■ Source information
********************
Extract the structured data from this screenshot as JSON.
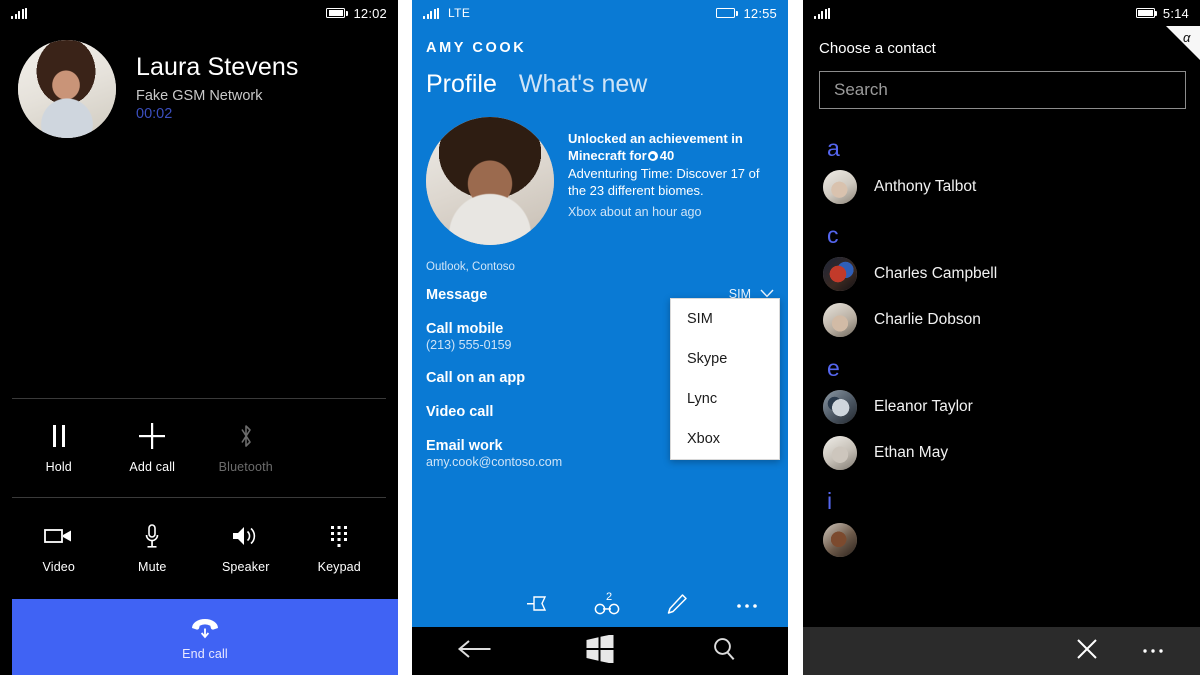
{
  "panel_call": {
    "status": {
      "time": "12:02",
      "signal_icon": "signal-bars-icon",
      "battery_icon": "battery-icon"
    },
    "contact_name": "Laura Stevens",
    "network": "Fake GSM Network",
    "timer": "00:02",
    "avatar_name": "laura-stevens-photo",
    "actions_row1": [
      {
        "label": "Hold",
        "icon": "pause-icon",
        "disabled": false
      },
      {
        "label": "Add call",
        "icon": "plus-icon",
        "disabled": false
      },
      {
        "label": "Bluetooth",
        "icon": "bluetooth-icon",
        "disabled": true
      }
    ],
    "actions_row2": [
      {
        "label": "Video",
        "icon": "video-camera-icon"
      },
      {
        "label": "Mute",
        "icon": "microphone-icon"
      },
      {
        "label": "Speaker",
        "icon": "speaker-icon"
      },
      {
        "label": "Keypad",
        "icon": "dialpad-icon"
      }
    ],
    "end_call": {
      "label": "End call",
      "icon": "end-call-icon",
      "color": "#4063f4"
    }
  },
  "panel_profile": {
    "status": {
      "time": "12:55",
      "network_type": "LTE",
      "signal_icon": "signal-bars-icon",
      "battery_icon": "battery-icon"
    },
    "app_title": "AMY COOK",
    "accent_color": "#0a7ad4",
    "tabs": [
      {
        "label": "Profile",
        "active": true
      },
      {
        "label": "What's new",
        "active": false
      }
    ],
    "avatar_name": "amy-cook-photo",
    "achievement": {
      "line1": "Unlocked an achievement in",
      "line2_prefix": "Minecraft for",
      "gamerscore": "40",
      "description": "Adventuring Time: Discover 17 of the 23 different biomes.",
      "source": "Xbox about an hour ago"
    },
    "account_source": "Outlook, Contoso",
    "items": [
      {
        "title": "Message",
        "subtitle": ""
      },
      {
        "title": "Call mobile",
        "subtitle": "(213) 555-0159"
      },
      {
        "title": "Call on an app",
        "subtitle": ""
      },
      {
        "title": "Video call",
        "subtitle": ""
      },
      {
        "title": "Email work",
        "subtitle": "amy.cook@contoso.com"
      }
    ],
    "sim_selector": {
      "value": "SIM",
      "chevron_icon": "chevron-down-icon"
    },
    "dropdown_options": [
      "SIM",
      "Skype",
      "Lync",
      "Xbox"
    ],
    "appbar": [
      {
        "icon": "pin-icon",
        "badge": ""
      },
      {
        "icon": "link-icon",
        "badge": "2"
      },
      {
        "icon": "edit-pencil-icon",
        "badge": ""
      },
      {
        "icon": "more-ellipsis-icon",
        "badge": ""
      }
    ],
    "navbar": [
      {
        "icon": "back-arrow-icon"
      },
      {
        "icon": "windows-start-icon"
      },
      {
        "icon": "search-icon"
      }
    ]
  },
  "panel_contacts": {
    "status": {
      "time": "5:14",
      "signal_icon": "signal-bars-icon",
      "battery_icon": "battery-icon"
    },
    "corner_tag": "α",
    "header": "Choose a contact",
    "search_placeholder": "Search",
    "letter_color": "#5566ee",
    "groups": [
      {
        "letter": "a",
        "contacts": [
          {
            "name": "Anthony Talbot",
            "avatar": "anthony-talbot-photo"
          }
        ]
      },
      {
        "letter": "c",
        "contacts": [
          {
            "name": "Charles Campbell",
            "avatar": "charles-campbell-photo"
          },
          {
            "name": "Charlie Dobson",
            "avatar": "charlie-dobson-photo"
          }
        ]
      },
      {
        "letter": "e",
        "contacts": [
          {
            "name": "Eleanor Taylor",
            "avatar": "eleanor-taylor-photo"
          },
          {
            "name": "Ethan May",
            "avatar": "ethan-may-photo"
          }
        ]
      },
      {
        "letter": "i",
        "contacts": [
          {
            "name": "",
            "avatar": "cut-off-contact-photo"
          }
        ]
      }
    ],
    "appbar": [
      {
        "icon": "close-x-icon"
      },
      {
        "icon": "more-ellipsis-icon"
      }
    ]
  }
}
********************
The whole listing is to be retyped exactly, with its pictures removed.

■ Exercise result
Extract the structured data from this screenshot as JSON.
{
  "panel_call": {
    "status": {
      "time": "12:02",
      "signal_icon": "signal-bars-icon",
      "battery_icon": "battery-icon"
    },
    "contact_name": "Laura Stevens",
    "network": "Fake GSM Network",
    "timer": "00:02",
    "avatar_name": "laura-stevens-photo",
    "actions_row1": [
      {
        "label": "Hold",
        "icon": "pause-icon",
        "disabled": false
      },
      {
        "label": "Add call",
        "icon": "plus-icon",
        "disabled": false
      },
      {
        "label": "Bluetooth",
        "icon": "bluetooth-icon",
        "disabled": true
      }
    ],
    "actions_row2": [
      {
        "label": "Video",
        "icon": "video-camera-icon"
      },
      {
        "label": "Mute",
        "icon": "microphone-icon"
      },
      {
        "label": "Speaker",
        "icon": "speaker-icon"
      },
      {
        "label": "Keypad",
        "icon": "dialpad-icon"
      }
    ],
    "end_call": {
      "label": "End call",
      "icon": "end-call-icon",
      "color": "#4063f4"
    }
  },
  "panel_profile": {
    "status": {
      "time": "12:55",
      "network_type": "LTE",
      "signal_icon": "signal-bars-icon",
      "battery_icon": "battery-icon"
    },
    "app_title": "AMY COOK",
    "accent_color": "#0a7ad4",
    "tabs": [
      {
        "label": "Profile",
        "active": true
      },
      {
        "label": "What's new",
        "active": false
      }
    ],
    "avatar_name": "amy-cook-photo",
    "achievement": {
      "line1": "Unlocked an achievement in",
      "line2_prefix": "Minecraft for",
      "gamerscore": "40",
      "description": "Adventuring Time: Discover 17 of the 23 different biomes.",
      "source": "Xbox about an hour ago"
    },
    "account_source": "Outlook, Contoso",
    "items": [
      {
        "title": "Message",
        "subtitle": ""
      },
      {
        "title": "Call mobile",
        "subtitle": "(213) 555-0159"
      },
      {
        "title": "Call on an app",
        "subtitle": ""
      },
      {
        "title": "Video call",
        "subtitle": ""
      },
      {
        "title": "Email work",
        "subtitle": "amy.cook@contoso.com"
      }
    ],
    "sim_selector": {
      "value": "SIM",
      "chevron_icon": "chevron-down-icon"
    },
    "dropdown_options": [
      "SIM",
      "Skype",
      "Lync",
      "Xbox"
    ],
    "appbar": [
      {
        "icon": "pin-icon",
        "badge": ""
      },
      {
        "icon": "link-icon",
        "badge": "2"
      },
      {
        "icon": "edit-pencil-icon",
        "badge": ""
      },
      {
        "icon": "more-ellipsis-icon",
        "badge": ""
      }
    ],
    "navbar": [
      {
        "icon": "back-arrow-icon"
      },
      {
        "icon": "windows-start-icon"
      },
      {
        "icon": "search-icon"
      }
    ]
  },
  "panel_contacts": {
    "status": {
      "time": "5:14",
      "signal_icon": "signal-bars-icon",
      "battery_icon": "battery-icon"
    },
    "corner_tag": "α",
    "header": "Choose a contact",
    "search_placeholder": "Search",
    "letter_color": "#5566ee",
    "groups": [
      {
        "letter": "a",
        "contacts": [
          {
            "name": "Anthony Talbot",
            "avatar": "anthony-talbot-photo"
          }
        ]
      },
      {
        "letter": "c",
        "contacts": [
          {
            "name": "Charles Campbell",
            "avatar": "charles-campbell-photo"
          },
          {
            "name": "Charlie Dobson",
            "avatar": "charlie-dobson-photo"
          }
        ]
      },
      {
        "letter": "e",
        "contacts": [
          {
            "name": "Eleanor Taylor",
            "avatar": "eleanor-taylor-photo"
          },
          {
            "name": "Ethan May",
            "avatar": "ethan-may-photo"
          }
        ]
      },
      {
        "letter": "i",
        "contacts": [
          {
            "name": "",
            "avatar": "cut-off-contact-photo"
          }
        ]
      }
    ],
    "appbar": [
      {
        "icon": "close-x-icon"
      },
      {
        "icon": "more-ellipsis-icon"
      }
    ]
  }
}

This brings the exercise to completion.